+++ Exercise material

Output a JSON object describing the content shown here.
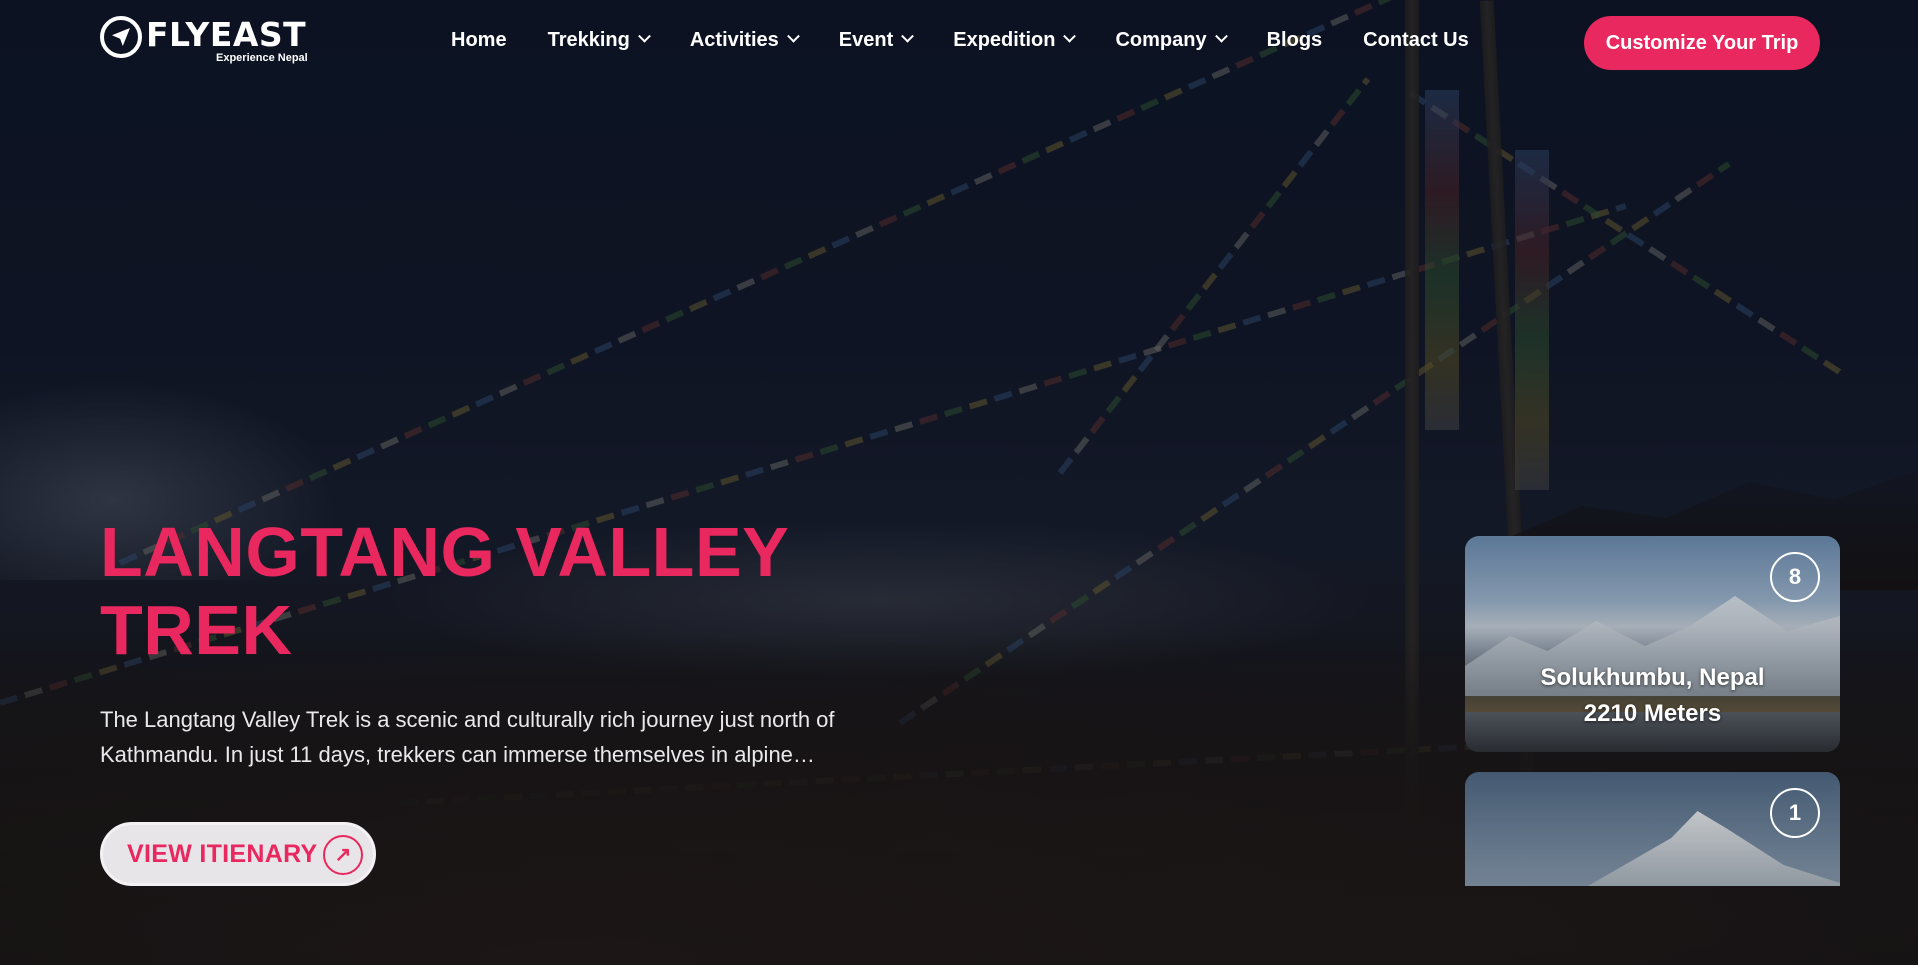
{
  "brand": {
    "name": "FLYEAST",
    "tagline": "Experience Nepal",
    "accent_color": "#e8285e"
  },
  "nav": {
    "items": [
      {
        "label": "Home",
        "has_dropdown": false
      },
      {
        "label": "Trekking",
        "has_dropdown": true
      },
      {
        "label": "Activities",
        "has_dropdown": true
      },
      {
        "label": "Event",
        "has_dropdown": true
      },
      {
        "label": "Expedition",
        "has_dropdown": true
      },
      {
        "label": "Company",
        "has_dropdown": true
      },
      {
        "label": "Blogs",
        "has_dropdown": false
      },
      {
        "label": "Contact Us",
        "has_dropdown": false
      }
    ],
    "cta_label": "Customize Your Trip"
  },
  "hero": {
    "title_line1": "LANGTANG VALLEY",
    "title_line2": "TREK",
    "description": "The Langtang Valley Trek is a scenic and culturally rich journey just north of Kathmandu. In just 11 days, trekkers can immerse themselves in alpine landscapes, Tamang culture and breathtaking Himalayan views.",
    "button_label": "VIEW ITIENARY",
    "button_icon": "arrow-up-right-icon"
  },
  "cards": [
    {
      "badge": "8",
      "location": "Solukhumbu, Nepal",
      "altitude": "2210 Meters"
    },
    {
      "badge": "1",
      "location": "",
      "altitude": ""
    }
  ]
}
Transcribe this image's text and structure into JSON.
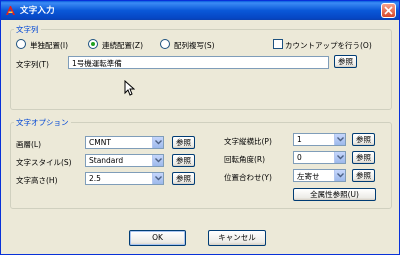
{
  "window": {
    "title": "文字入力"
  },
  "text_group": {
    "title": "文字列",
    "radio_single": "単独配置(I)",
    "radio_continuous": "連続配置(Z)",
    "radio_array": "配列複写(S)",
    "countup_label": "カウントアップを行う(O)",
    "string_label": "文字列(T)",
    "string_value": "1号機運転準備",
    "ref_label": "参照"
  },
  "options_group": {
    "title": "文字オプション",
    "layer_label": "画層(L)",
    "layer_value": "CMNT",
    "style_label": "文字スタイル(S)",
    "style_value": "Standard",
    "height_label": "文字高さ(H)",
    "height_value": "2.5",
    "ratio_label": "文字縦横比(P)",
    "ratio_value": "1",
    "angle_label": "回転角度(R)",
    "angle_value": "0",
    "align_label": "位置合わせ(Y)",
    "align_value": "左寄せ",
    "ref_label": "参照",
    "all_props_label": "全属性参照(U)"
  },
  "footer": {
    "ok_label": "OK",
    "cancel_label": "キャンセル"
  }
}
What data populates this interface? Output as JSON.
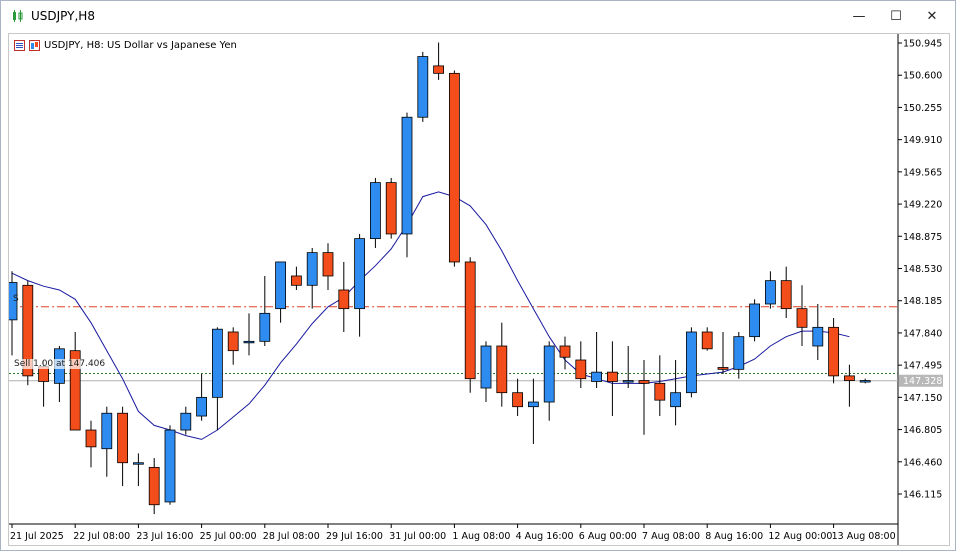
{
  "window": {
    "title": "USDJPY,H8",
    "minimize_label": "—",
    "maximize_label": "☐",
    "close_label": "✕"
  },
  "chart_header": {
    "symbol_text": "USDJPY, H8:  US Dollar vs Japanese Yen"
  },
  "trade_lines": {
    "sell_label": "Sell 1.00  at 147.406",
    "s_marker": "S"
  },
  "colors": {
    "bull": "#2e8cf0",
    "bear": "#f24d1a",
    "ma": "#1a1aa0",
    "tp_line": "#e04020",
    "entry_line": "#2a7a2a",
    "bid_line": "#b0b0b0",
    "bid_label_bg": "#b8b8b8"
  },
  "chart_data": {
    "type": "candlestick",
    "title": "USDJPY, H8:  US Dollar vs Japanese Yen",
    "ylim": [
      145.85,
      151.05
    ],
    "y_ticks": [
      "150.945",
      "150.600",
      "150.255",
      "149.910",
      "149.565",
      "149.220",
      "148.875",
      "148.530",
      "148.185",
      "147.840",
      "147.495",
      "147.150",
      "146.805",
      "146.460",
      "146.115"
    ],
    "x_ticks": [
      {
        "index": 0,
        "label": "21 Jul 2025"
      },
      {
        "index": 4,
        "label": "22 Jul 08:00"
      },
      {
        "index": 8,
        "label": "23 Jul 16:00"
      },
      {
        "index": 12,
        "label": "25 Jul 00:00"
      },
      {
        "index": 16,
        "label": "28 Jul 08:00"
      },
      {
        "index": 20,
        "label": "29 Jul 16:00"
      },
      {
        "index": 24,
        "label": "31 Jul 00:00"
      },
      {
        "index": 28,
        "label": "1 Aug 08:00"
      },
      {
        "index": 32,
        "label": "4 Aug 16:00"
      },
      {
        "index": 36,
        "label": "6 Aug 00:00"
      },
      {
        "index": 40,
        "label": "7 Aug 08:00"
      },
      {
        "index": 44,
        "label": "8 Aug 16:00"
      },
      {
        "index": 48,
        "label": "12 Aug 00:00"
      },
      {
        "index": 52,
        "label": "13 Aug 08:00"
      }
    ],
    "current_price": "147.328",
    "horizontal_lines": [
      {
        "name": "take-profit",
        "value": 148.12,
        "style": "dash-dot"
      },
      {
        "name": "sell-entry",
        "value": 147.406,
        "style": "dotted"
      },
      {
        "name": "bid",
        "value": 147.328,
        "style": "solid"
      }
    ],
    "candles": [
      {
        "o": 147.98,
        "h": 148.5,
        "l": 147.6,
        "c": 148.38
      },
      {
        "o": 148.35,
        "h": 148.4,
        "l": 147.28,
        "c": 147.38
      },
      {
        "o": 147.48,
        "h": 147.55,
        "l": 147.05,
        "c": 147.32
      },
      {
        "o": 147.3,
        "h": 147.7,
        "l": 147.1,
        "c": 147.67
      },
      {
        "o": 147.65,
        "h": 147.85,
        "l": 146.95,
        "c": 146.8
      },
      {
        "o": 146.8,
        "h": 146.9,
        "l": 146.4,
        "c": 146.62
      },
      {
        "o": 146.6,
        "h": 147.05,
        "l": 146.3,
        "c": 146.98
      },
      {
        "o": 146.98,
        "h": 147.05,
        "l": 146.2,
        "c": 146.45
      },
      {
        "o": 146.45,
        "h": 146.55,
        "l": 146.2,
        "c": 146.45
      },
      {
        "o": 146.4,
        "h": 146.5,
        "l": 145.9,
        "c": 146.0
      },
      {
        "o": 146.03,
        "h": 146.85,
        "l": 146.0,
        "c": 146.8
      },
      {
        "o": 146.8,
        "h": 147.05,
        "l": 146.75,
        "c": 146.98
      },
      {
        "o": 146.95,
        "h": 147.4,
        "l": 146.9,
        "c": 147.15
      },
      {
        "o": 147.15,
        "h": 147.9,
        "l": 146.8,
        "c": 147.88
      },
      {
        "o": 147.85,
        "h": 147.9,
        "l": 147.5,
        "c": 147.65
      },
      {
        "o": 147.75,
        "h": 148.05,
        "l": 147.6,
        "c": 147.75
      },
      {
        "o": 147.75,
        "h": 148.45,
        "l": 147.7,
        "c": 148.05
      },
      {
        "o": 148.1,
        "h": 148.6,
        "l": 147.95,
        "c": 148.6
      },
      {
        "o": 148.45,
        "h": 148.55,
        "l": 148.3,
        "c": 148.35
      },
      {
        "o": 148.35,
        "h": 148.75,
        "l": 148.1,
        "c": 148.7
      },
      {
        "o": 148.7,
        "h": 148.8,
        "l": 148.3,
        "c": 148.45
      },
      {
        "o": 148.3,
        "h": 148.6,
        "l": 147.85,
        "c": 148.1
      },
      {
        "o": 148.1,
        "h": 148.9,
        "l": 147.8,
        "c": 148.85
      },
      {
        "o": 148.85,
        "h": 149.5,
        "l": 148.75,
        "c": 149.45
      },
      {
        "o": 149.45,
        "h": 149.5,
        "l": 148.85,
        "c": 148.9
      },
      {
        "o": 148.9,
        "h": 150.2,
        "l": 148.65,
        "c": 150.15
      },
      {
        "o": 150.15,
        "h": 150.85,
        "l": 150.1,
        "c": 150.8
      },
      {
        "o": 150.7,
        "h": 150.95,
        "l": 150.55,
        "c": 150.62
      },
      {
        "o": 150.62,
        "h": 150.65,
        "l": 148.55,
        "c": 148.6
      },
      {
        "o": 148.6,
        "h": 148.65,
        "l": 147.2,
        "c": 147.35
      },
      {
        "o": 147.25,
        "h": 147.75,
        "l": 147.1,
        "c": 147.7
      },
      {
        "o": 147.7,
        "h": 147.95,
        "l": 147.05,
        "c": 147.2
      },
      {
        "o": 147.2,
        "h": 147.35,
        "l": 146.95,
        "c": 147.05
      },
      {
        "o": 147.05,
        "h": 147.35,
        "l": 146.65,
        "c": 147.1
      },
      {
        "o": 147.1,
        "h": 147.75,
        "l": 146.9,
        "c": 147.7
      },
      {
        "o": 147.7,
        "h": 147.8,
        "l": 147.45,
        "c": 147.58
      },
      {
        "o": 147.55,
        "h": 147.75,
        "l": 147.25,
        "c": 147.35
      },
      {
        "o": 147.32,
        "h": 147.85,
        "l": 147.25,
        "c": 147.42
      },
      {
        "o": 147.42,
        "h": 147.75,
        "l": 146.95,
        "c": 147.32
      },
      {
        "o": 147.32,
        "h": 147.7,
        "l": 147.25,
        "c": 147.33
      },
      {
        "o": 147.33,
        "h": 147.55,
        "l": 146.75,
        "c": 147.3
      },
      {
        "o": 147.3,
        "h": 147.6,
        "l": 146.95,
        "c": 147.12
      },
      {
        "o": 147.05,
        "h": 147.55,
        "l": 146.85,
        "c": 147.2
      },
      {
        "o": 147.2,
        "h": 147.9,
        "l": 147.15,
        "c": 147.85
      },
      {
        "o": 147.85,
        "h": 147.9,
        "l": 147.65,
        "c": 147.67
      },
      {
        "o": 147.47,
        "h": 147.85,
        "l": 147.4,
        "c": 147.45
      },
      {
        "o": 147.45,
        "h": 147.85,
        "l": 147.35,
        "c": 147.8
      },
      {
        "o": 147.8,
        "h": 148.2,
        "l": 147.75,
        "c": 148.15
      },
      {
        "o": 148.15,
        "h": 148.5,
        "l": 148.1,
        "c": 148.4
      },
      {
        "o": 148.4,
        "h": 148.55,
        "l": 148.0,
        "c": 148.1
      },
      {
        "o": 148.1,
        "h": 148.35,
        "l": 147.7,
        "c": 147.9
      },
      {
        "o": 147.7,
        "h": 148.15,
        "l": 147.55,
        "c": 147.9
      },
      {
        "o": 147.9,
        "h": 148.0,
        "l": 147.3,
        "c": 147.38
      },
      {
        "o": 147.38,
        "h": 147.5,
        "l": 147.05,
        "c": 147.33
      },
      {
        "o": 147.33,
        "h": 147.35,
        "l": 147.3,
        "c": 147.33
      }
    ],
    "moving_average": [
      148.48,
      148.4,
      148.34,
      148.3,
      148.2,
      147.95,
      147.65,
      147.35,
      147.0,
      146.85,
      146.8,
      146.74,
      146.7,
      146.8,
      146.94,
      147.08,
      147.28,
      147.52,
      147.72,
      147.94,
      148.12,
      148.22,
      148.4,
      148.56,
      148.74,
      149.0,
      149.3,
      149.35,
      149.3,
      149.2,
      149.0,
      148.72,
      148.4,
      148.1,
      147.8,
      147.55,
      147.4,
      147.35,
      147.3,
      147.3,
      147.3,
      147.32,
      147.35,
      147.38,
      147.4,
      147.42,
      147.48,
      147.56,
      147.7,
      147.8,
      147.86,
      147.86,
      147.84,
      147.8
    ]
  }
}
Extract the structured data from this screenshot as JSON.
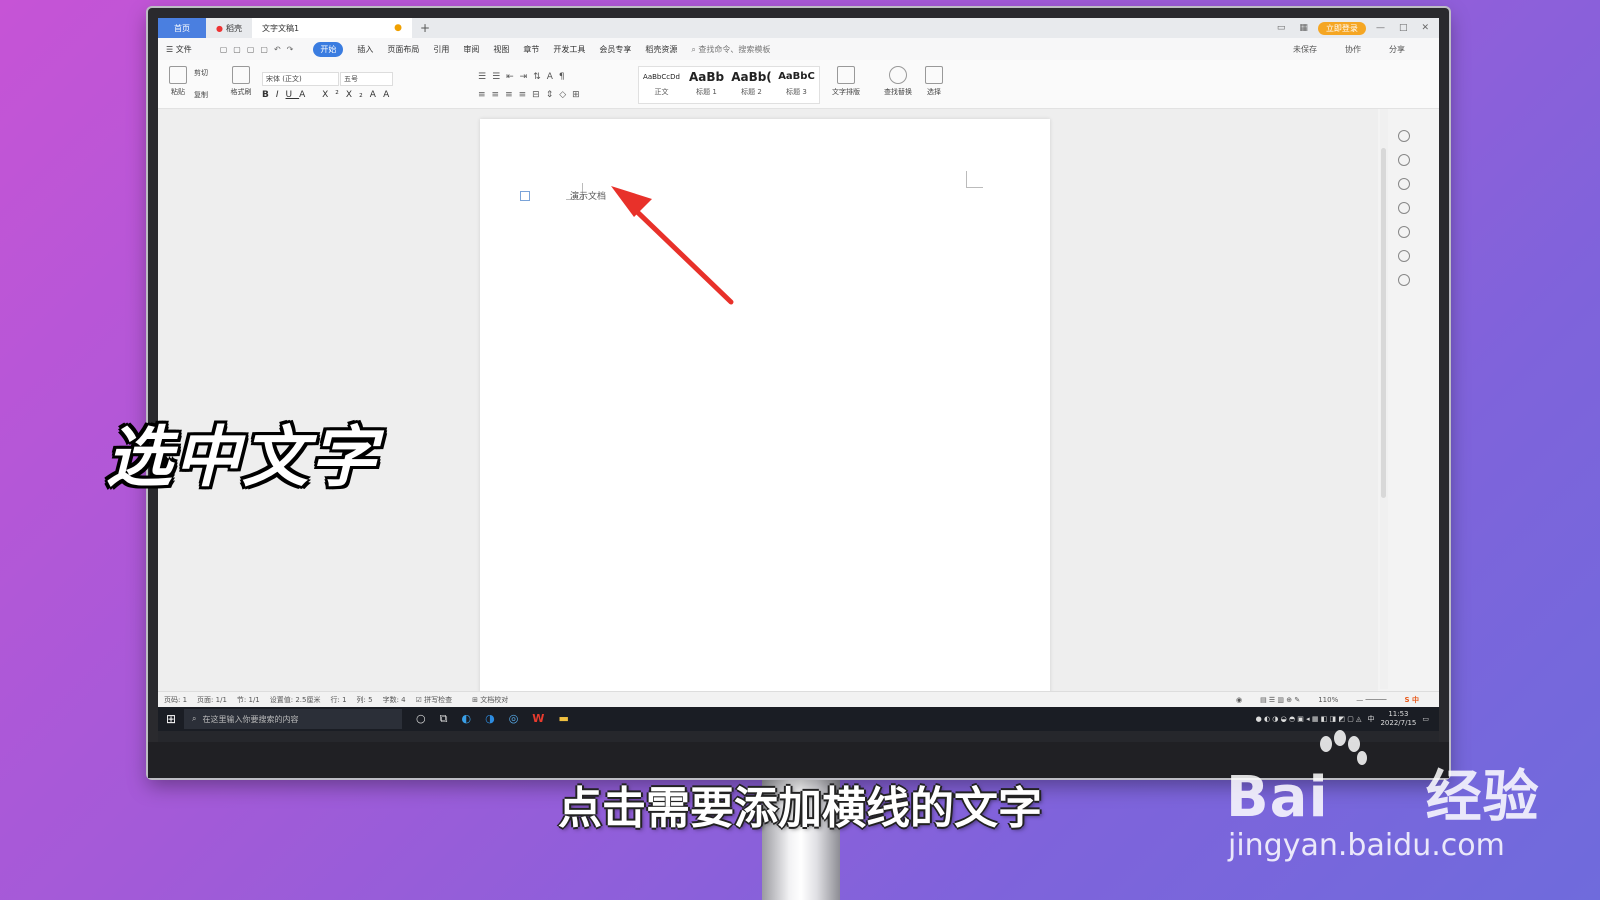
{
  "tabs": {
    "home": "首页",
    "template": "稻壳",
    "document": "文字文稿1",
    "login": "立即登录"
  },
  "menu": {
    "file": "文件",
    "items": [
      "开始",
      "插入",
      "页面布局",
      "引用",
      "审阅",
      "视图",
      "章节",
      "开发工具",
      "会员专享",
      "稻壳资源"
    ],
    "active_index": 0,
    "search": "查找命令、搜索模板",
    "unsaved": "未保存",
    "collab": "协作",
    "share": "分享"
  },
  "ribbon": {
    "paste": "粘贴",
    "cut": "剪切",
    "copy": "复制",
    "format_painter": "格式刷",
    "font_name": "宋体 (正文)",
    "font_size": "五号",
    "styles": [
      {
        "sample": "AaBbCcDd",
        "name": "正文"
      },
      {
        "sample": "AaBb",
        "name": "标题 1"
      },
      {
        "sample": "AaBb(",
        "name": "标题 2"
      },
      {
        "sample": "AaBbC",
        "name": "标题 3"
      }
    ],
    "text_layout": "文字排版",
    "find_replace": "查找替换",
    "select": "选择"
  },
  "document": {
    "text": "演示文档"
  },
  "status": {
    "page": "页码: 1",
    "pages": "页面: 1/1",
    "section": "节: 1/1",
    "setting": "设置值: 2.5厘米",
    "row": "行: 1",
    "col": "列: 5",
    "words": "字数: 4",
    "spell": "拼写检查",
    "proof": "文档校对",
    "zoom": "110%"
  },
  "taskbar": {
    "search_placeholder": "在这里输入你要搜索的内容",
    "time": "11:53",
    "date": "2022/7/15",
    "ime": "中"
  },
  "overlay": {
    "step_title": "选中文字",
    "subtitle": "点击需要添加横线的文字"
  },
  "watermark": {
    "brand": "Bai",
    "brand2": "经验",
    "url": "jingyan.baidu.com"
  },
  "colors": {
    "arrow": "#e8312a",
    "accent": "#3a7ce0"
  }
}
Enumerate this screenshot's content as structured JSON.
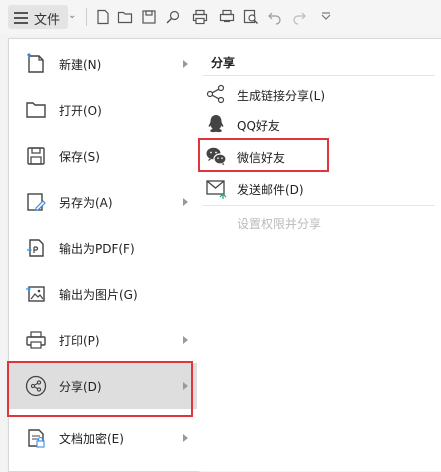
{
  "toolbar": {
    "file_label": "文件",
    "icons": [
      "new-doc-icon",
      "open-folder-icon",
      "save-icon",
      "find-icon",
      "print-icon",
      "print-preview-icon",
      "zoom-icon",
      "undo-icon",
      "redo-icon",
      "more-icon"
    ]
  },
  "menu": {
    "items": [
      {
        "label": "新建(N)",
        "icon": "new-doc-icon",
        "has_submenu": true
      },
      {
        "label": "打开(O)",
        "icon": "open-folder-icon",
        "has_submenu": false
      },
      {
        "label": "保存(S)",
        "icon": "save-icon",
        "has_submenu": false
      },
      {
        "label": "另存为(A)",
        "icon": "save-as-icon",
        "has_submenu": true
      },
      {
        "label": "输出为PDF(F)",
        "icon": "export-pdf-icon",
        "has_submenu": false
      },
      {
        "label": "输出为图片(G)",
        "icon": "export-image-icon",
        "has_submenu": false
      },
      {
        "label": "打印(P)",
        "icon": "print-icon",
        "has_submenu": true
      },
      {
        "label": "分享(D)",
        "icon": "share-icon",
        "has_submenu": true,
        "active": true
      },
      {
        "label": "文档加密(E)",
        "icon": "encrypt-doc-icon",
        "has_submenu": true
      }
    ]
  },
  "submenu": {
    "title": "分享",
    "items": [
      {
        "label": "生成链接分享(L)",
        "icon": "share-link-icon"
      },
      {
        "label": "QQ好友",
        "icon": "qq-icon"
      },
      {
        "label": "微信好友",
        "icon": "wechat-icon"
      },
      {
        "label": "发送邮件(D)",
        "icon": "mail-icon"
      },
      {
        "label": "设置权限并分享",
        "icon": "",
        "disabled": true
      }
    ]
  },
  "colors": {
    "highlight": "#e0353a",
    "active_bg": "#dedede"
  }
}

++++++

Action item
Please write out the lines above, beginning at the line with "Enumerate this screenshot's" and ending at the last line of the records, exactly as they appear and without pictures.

Solution to this task
Enumerate this screenshot's content as structured JSON.
{
  "toolbar": {
    "file_label": "文件",
    "icons": [
      "new-doc-icon",
      "open-folder-icon",
      "save-icon",
      "find-icon",
      "print-icon",
      "print-preview-icon",
      "zoom-icon",
      "undo-icon",
      "redo-icon",
      "more-icon"
    ]
  },
  "menu": {
    "items": [
      {
        "label": "新建(N)",
        "icon": "new-doc-icon",
        "has_submenu": true
      },
      {
        "label": "打开(O)",
        "icon": "open-folder-icon",
        "has_submenu": false
      },
      {
        "label": "保存(S)",
        "icon": "save-icon",
        "has_submenu": false
      },
      {
        "label": "另存为(A)",
        "icon": "save-as-icon",
        "has_submenu": true
      },
      {
        "label": "输出为PDF(F)",
        "icon": "export-pdf-icon",
        "has_submenu": false
      },
      {
        "label": "输出为图片(G)",
        "icon": "export-image-icon",
        "has_submenu": false
      },
      {
        "label": "打印(P)",
        "icon": "print-icon",
        "has_submenu": true
      },
      {
        "label": "分享(D)",
        "icon": "share-icon",
        "has_submenu": true,
        "active": true
      },
      {
        "label": "文档加密(E)",
        "icon": "encrypt-doc-icon",
        "has_submenu": true
      }
    ]
  },
  "submenu": {
    "title": "分享",
    "items": [
      {
        "label": "生成链接分享(L)",
        "icon": "share-link-icon"
      },
      {
        "label": "QQ好友",
        "icon": "qq-icon"
      },
      {
        "label": "微信好友",
        "icon": "wechat-icon"
      },
      {
        "label": "发送邮件(D)",
        "icon": "mail-icon"
      },
      {
        "label": "设置权限并分享",
        "icon": "",
        "disabled": true
      }
    ]
  },
  "colors": {
    "highlight": "#e0353a",
    "active_bg": "#dedede"
  }
}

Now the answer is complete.